Three essays on socioeconomic status, social support, and the Health and Retirement Study
The associations between both socioeconomic status and mortality and social support and mortality are widely recognized, though the mechanisms that underlie these associations are less well understood. The Health and Retirement Study allows for a rich exploration of these associations. In the first essay, I investigate mortality differentials by both education and household wealth, first for all causes combined and then over seven different causes of death. Both education and wealth are strongly associated with mortality. I find that the SES gradient is strongest for lung cancer and respiratory diseases, and the gradient is weakest for cancers other than lung and cerebrovascular diseases. In the second essay, I explore how mortality risk increases upon becoming widowed, and what factors increase or mitigate that change in risk. I find that becoming widowed is associated with a nearly 50% increase in mortality risk, net of demographic controls. Some evidence indicates that this risk increase may be due to consequences of adjusting to a new living environment, although some is certainly due to selection into widowhood. Factors that mitigated widowhood mortality risk included education and wealth; children did not have an association with widowhood mortality risk. A spouse may be an irreplaceable source of support. In the third essay, I explore mortality differentials by religion. I find that substantial differences exist, with Mainline Protestants and Jews having the most favorable mortality. Differences were partially explained by socioeconomic status. While Catholics, evangelical Protestants, and black Protestants benefit from favorable attendance patterns, attendance (or lack of) at services explains much of the higher mortality of those with no religious preference. Health behaviors do not mediate the relationship between mortality and religion, except among evangelical Protestants. ^

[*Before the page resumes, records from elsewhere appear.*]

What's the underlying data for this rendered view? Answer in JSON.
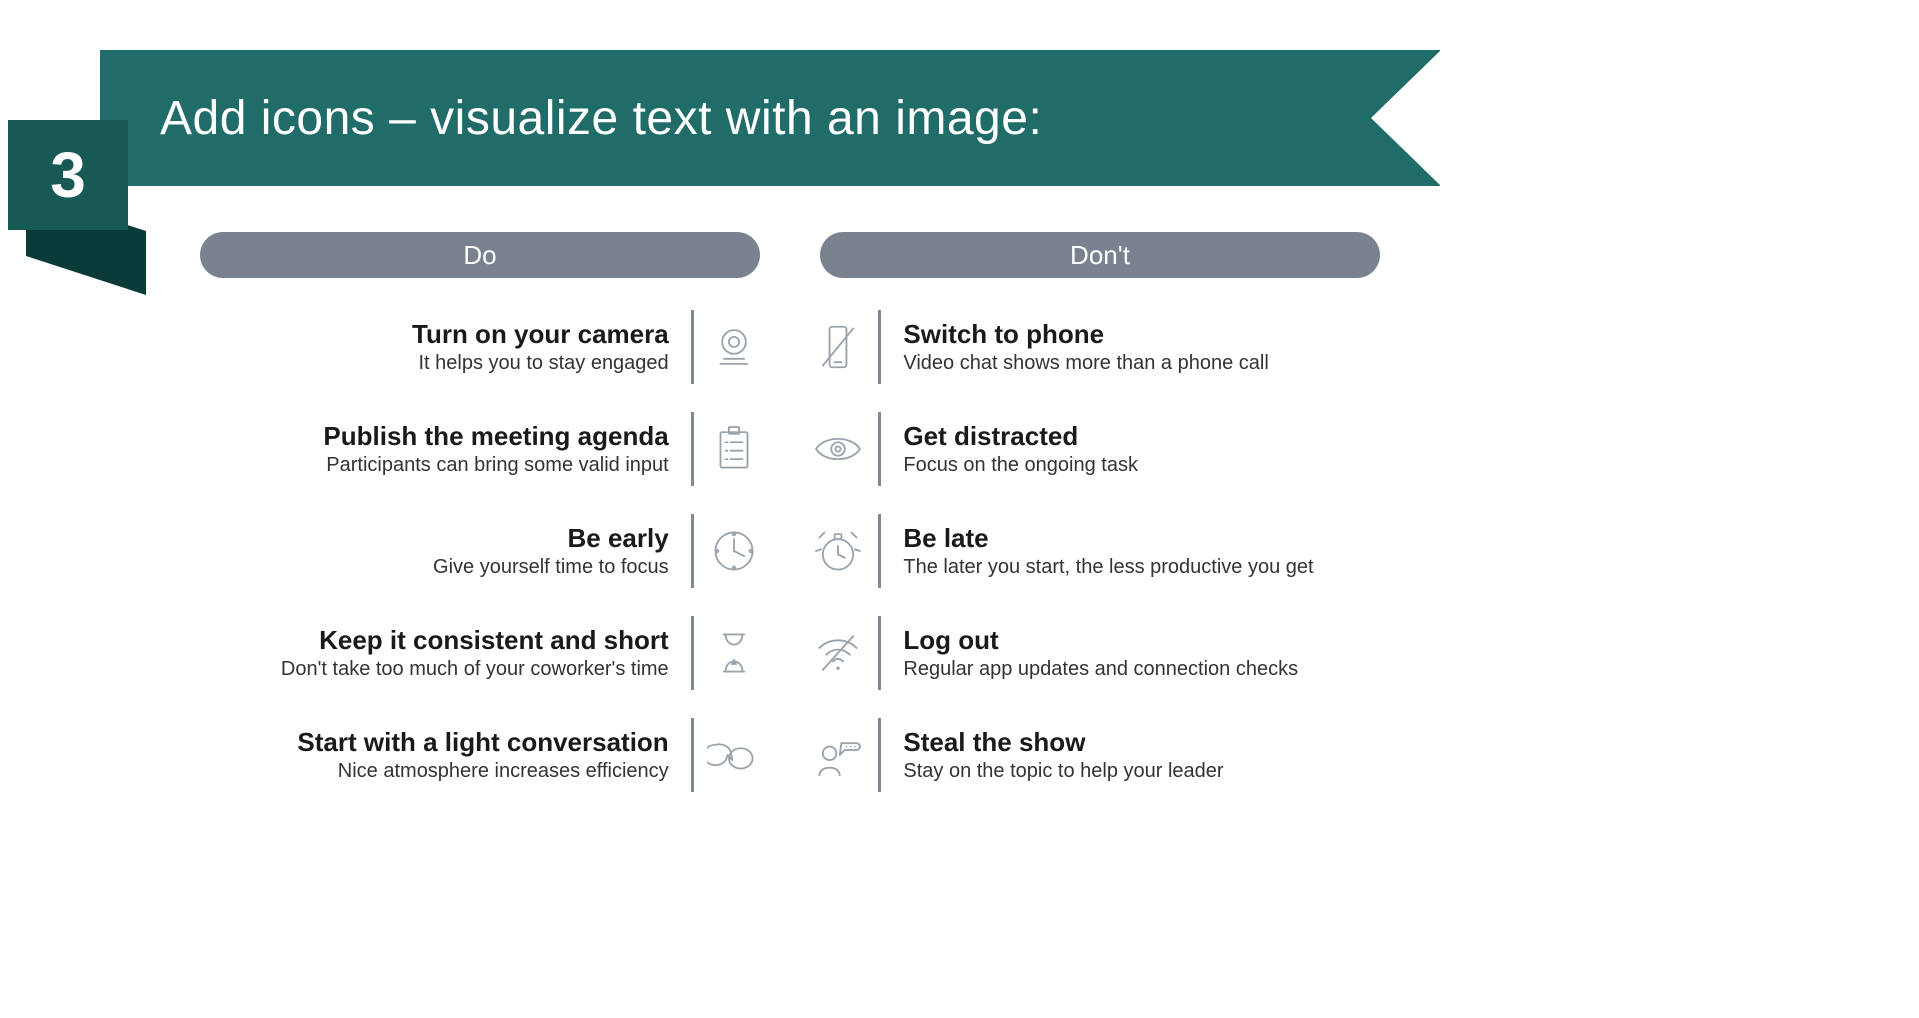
{
  "header": {
    "number": "3",
    "title": "Add icons – visualize text with an image:"
  },
  "columns": {
    "do_label": "Do",
    "dont_label": "Don't"
  },
  "rows": [
    {
      "do_title": "Turn on your camera",
      "do_desc": "It helps you to stay engaged",
      "do_icon": "camera-icon",
      "dont_title": "Switch to phone",
      "dont_desc": "Video chat shows more than a phone call",
      "dont_icon": "no-phone-icon"
    },
    {
      "do_title": "Publish the meeting agenda",
      "do_desc": "Participants can bring some valid input",
      "do_icon": "agenda-icon",
      "dont_title": "Get distracted",
      "dont_desc": "Focus on the ongoing task",
      "dont_icon": "eye-icon"
    },
    {
      "do_title": "Be early",
      "do_desc": "Give yourself time to focus",
      "do_icon": "clock-icon",
      "dont_title": "Be late",
      "dont_desc": "The later you start, the less productive you get",
      "dont_icon": "alarm-icon"
    },
    {
      "do_title": "Keep it consistent and short",
      "do_desc": "Don't take too much of your coworker's time",
      "do_icon": "hourglass-icon",
      "dont_title": "Log out",
      "dont_desc": "Regular app updates and connection checks",
      "dont_icon": "no-wifi-icon"
    },
    {
      "do_title": "Start with a light conversation",
      "do_desc": "Nice atmosphere increases efficiency",
      "do_icon": "chat-icon",
      "dont_title": "Steal the show",
      "dont_desc": "Stay on the topic to help your leader",
      "dont_icon": "speaking-icon"
    }
  ]
}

Allison R Sullivan,
"Three essays on socioeconomic status, social support, and the Health and Retirement Study"
(January 1, 2011).
Dissertations available from ProQuest.